Dataset items:
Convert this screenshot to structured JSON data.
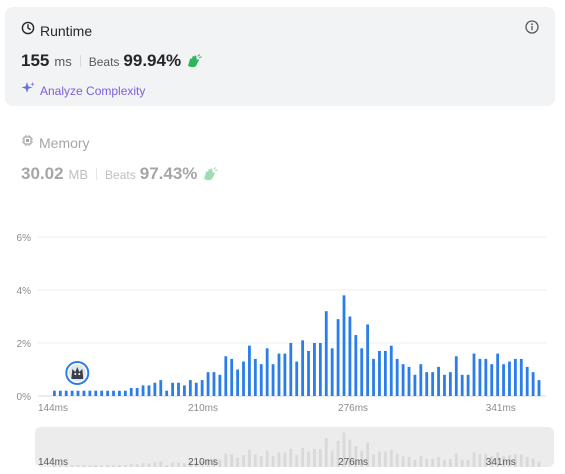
{
  "runtime": {
    "title": "Runtime",
    "value": "155",
    "unit": "ms",
    "beats_label": "Beats",
    "beats_value": "99.94%",
    "analyze_label": "Analyze Complexity"
  },
  "memory": {
    "title": "Memory",
    "value": "30.02",
    "unit": "MB",
    "beats_label": "Beats",
    "beats_value": "97.43%"
  },
  "colors": {
    "bar": "#2b7de9",
    "mini_bar": "#d9d9d9",
    "accent_purple": "#7b61d8",
    "clap_green": "#2db55d"
  },
  "icons": {
    "runtime": "clock-icon",
    "info": "info-icon",
    "analyze": "sparkle-icon",
    "memory": "chip-icon",
    "beats": "clap-icon",
    "marker": "avatar"
  },
  "chart_data": {
    "type": "bar",
    "ylabel": "",
    "xlabel": "",
    "y_ticks": [
      "0%",
      "2%",
      "4%",
      "6%"
    ],
    "ylim": [
      0,
      6
    ],
    "x_ticks": [
      "144ms",
      "210ms",
      "276ms",
      "341ms"
    ],
    "x_tick_positions": [
      144,
      210,
      276,
      341
    ],
    "x_start": 144,
    "x_step": 2.6,
    "values": [
      0.2,
      0.2,
      0.2,
      0.2,
      0.2,
      0.2,
      0.2,
      0.2,
      0.2,
      0.2,
      0.2,
      0.2,
      0.2,
      0.3,
      0.3,
      0.4,
      0.4,
      0.5,
      0.6,
      0.2,
      0.5,
      0.5,
      0.4,
      0.6,
      0.5,
      0.6,
      0.9,
      0.9,
      0.8,
      1.5,
      1.4,
      1.0,
      1.3,
      1.9,
      1.4,
      1.2,
      1.8,
      1.2,
      1.6,
      1.6,
      2.0,
      1.3,
      2.1,
      1.7,
      2.0,
      2.0,
      3.2,
      1.8,
      2.9,
      3.8,
      3.0,
      2.3,
      1.8,
      2.7,
      1.4,
      1.7,
      1.7,
      1.9,
      1.4,
      1.2,
      1.1,
      0.8,
      1.2,
      0.9,
      0.9,
      1.1,
      0.8,
      0.9,
      1.5,
      0.8,
      0.8,
      1.6,
      1.4,
      1.4,
      1.2,
      1.6,
      1.2,
      1.3,
      1.4,
      1.4,
      1.1,
      0.9,
      0.6
    ],
    "user_bin_index": 1,
    "user_value": "155 ms",
    "grid": true
  }
}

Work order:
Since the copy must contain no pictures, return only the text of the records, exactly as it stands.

Response:
Convert this screenshot to structured JSON data.
{
  "runtime": {
    "title": "Runtime",
    "value": "155",
    "unit": "ms",
    "beats_label": "Beats",
    "beats_value": "99.94%",
    "analyze_label": "Analyze Complexity"
  },
  "memory": {
    "title": "Memory",
    "value": "30.02",
    "unit": "MB",
    "beats_label": "Beats",
    "beats_value": "97.43%"
  },
  "colors": {
    "bar": "#2b7de9",
    "mini_bar": "#d9d9d9",
    "accent_purple": "#7b61d8",
    "clap_green": "#2db55d"
  },
  "icons": {
    "runtime": "clock-icon",
    "info": "info-icon",
    "analyze": "sparkle-icon",
    "memory": "chip-icon",
    "beats": "clap-icon",
    "marker": "avatar"
  },
  "chart_data": {
    "type": "bar",
    "ylabel": "",
    "xlabel": "",
    "y_ticks": [
      "0%",
      "2%",
      "4%",
      "6%"
    ],
    "ylim": [
      0,
      6
    ],
    "x_ticks": [
      "144ms",
      "210ms",
      "276ms",
      "341ms"
    ],
    "x_tick_positions": [
      144,
      210,
      276,
      341
    ],
    "x_start": 144,
    "x_step": 2.6,
    "values": [
      0.2,
      0.2,
      0.2,
      0.2,
      0.2,
      0.2,
      0.2,
      0.2,
      0.2,
      0.2,
      0.2,
      0.2,
      0.2,
      0.3,
      0.3,
      0.4,
      0.4,
      0.5,
      0.6,
      0.2,
      0.5,
      0.5,
      0.4,
      0.6,
      0.5,
      0.6,
      0.9,
      0.9,
      0.8,
      1.5,
      1.4,
      1.0,
      1.3,
      1.9,
      1.4,
      1.2,
      1.8,
      1.2,
      1.6,
      1.6,
      2.0,
      1.3,
      2.1,
      1.7,
      2.0,
      2.0,
      3.2,
      1.8,
      2.9,
      3.8,
      3.0,
      2.3,
      1.8,
      2.7,
      1.4,
      1.7,
      1.7,
      1.9,
      1.4,
      1.2,
      1.1,
      0.8,
      1.2,
      0.9,
      0.9,
      1.1,
      0.8,
      0.9,
      1.5,
      0.8,
      0.8,
      1.6,
      1.4,
      1.4,
      1.2,
      1.6,
      1.2,
      1.3,
      1.4,
      1.4,
      1.1,
      0.9,
      0.6
    ],
    "user_bin_index": 1,
    "user_value": "155 ms",
    "grid": true
  }
}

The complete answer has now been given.